The most frequent and simple data querying in MySQL is a combination of SELECT statement and WHERE clause, where the clause directly tells the MySQL how to reference wanted data retrieval.
To retrieve stored data, the simple SELECT query is made like this:
SELECT Column FROM Table_name;
In this way, data of the specified column will be produced as result. But, what when you need to retrieve some data on certain condition? Here, WHERE clause jumps-in. It tells the specific condition within a query that need to be satisfied on data. As an instance:
SELECT Emp FROM Employee WHERE salary > 10000;
The above query will return all the employees having salary greater than 10000.
A simple, but yet more complex, example with a multiple condition may be given by applying the OR operator, for instance:
SELECT * FROM Employee WHERE salary > 100000 OR bonus > 12;

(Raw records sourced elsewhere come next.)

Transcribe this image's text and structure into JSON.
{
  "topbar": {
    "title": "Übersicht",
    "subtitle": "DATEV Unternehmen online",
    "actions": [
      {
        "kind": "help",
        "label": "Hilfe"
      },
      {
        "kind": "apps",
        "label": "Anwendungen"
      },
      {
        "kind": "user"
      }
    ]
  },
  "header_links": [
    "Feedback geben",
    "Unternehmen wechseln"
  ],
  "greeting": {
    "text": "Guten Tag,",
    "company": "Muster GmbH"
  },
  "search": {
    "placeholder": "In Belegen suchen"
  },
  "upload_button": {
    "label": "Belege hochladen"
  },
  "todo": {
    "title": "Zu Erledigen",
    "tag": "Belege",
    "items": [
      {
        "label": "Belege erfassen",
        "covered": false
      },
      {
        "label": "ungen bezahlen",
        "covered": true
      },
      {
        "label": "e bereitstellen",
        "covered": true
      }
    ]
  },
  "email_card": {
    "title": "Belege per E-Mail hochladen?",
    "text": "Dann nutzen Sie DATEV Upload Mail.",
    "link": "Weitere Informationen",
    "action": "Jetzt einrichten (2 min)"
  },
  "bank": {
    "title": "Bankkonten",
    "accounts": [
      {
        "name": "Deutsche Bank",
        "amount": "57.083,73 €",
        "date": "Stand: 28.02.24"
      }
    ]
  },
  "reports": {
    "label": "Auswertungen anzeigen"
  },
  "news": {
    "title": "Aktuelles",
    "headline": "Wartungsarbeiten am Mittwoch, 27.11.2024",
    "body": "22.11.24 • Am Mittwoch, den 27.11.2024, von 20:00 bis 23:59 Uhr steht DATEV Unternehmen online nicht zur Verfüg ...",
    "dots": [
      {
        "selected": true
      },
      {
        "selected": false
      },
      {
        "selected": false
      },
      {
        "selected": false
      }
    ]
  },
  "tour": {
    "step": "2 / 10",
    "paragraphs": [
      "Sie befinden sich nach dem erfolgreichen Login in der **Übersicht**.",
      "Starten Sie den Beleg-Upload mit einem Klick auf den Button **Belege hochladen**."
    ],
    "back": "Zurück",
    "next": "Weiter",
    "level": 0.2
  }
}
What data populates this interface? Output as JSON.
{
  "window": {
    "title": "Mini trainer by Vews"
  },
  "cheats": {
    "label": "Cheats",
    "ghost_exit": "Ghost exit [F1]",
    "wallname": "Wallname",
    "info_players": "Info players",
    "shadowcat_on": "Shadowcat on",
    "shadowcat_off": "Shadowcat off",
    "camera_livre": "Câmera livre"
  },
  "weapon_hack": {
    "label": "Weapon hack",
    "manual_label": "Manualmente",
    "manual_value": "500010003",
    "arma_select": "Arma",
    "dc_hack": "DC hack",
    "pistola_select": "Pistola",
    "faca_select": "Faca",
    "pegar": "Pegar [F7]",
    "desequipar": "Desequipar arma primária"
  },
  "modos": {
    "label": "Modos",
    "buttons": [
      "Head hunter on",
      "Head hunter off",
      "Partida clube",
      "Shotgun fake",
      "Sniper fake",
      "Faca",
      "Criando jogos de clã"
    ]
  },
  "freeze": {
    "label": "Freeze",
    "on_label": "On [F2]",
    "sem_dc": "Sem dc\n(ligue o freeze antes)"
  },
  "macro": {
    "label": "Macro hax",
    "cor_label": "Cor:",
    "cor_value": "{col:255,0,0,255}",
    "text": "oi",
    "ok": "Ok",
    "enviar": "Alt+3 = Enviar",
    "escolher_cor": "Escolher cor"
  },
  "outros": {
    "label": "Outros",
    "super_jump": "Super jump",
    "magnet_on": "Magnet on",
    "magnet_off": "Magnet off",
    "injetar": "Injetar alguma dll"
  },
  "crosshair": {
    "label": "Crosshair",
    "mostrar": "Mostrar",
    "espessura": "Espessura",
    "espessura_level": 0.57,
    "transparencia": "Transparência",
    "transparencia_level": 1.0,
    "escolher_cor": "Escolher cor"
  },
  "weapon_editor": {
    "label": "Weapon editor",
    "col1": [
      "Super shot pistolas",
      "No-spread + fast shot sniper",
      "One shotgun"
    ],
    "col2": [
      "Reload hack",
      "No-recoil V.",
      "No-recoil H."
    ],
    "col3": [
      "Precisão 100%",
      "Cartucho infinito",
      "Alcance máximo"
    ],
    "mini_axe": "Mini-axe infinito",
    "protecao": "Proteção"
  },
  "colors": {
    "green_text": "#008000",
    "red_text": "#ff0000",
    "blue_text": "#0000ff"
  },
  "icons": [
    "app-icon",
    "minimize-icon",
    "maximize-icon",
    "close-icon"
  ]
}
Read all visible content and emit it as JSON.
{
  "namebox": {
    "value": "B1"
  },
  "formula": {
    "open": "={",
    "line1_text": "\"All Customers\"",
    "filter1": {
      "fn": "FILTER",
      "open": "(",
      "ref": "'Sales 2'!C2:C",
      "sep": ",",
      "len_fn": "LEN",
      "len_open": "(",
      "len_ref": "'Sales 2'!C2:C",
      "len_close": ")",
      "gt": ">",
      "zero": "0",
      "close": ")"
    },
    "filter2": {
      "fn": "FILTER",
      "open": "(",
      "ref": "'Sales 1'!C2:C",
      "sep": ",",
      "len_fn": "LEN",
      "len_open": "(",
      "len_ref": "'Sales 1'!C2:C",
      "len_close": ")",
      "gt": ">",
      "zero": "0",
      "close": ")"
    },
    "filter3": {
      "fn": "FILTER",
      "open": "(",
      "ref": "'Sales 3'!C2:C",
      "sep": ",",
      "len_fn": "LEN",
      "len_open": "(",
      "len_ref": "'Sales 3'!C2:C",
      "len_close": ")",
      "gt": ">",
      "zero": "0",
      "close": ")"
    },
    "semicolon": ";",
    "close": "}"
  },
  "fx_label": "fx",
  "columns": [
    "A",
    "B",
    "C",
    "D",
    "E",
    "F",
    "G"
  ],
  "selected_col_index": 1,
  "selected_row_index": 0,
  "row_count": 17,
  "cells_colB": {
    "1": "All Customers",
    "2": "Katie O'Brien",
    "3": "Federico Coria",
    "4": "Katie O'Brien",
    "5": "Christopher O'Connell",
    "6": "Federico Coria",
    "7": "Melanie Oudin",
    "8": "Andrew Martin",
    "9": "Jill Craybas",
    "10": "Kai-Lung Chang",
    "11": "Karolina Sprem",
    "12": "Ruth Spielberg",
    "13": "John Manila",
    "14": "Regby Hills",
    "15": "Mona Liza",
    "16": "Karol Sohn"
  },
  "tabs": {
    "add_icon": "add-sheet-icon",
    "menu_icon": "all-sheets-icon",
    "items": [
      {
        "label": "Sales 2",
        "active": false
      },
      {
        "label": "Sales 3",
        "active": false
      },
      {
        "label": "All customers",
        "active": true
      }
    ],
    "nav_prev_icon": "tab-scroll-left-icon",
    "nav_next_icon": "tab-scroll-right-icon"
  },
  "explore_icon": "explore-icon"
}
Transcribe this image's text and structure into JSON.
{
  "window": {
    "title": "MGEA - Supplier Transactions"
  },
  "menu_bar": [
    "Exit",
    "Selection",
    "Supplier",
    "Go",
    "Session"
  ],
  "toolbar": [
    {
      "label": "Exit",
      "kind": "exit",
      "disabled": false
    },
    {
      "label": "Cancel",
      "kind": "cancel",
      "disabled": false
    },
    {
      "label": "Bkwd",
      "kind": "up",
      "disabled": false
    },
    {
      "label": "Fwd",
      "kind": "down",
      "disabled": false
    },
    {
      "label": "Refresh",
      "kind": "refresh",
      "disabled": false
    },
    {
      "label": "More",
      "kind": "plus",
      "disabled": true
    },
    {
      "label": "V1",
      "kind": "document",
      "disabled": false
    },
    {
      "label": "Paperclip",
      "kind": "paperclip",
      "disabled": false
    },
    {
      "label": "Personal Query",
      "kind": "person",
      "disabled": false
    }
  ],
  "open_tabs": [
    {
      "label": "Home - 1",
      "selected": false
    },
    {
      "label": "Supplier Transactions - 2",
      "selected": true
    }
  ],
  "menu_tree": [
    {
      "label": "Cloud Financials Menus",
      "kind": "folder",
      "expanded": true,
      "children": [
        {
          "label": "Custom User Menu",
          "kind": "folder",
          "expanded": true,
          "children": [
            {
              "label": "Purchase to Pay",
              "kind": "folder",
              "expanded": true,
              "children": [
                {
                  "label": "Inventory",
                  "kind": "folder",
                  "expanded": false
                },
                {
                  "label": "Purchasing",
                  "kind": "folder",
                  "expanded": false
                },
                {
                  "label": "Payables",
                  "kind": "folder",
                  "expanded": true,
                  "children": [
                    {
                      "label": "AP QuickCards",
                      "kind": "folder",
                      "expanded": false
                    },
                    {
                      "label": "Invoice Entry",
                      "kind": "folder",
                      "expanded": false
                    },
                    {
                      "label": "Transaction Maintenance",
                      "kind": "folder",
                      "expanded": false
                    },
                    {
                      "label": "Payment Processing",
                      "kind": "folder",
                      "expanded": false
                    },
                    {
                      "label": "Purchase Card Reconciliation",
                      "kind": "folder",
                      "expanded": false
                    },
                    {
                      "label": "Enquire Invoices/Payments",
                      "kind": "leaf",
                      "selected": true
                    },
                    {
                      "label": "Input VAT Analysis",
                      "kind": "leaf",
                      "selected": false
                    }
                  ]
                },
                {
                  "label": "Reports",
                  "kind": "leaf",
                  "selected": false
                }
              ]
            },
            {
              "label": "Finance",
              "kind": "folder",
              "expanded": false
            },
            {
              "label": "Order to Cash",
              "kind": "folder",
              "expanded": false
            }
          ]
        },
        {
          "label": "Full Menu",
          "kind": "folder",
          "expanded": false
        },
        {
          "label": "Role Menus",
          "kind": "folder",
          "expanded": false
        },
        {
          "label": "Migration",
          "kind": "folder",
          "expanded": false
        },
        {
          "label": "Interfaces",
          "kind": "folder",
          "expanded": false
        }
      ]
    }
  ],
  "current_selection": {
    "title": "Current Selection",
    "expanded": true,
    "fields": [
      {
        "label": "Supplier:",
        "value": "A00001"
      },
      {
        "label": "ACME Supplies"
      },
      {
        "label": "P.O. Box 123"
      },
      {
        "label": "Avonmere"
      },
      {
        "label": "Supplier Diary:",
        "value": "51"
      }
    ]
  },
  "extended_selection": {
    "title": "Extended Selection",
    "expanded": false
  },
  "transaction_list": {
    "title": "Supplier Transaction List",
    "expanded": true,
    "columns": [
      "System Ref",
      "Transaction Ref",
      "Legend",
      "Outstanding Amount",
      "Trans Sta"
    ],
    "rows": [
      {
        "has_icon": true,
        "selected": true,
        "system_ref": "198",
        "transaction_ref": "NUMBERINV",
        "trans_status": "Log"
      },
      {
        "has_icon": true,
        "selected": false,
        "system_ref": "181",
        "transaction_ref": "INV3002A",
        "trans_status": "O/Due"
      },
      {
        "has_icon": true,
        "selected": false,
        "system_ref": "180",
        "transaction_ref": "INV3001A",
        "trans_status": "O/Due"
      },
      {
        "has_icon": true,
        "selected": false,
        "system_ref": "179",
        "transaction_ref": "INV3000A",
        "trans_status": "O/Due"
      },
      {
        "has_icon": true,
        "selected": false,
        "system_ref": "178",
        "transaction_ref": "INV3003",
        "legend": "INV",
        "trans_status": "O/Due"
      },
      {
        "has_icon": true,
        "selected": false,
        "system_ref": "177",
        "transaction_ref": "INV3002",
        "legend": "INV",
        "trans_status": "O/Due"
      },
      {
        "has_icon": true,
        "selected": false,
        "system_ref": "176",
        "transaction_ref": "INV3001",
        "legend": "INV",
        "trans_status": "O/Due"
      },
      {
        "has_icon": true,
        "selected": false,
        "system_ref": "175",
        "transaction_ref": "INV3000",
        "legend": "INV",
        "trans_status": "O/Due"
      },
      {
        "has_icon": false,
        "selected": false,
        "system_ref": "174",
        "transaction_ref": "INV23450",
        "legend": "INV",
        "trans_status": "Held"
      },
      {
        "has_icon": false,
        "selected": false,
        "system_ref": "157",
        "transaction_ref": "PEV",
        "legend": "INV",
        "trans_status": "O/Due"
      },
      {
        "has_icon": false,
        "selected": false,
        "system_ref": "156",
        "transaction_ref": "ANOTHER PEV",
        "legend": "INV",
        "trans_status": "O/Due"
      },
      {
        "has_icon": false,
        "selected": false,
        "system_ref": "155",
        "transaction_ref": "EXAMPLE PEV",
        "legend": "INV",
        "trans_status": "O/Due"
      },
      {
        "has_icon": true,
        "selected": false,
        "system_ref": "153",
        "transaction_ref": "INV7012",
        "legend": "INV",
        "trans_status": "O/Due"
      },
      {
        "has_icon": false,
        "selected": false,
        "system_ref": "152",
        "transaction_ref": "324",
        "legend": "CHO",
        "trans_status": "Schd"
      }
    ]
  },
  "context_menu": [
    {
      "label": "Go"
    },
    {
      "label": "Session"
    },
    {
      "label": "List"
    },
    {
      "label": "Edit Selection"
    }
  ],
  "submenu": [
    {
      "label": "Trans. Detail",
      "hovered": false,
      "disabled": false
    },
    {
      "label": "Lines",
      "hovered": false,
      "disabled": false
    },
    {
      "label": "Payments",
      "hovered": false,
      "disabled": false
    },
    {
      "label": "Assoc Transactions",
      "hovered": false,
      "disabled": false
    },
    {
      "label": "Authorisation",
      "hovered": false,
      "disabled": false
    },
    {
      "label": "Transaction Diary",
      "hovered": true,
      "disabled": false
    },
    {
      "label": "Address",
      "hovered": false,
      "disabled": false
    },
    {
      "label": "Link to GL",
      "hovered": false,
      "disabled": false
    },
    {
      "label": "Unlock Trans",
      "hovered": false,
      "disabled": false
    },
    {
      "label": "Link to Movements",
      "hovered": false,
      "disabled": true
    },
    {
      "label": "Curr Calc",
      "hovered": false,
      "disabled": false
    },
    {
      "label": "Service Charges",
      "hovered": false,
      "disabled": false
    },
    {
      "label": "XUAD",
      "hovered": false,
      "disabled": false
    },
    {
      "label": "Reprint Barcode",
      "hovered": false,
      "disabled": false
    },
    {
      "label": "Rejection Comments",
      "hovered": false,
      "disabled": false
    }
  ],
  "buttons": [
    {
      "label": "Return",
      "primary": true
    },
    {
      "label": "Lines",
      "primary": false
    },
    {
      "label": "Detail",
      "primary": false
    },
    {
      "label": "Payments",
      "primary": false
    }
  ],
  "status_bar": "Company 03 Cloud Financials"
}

Some of more common operators and other clauses that come in handy with the WHERE clause, are: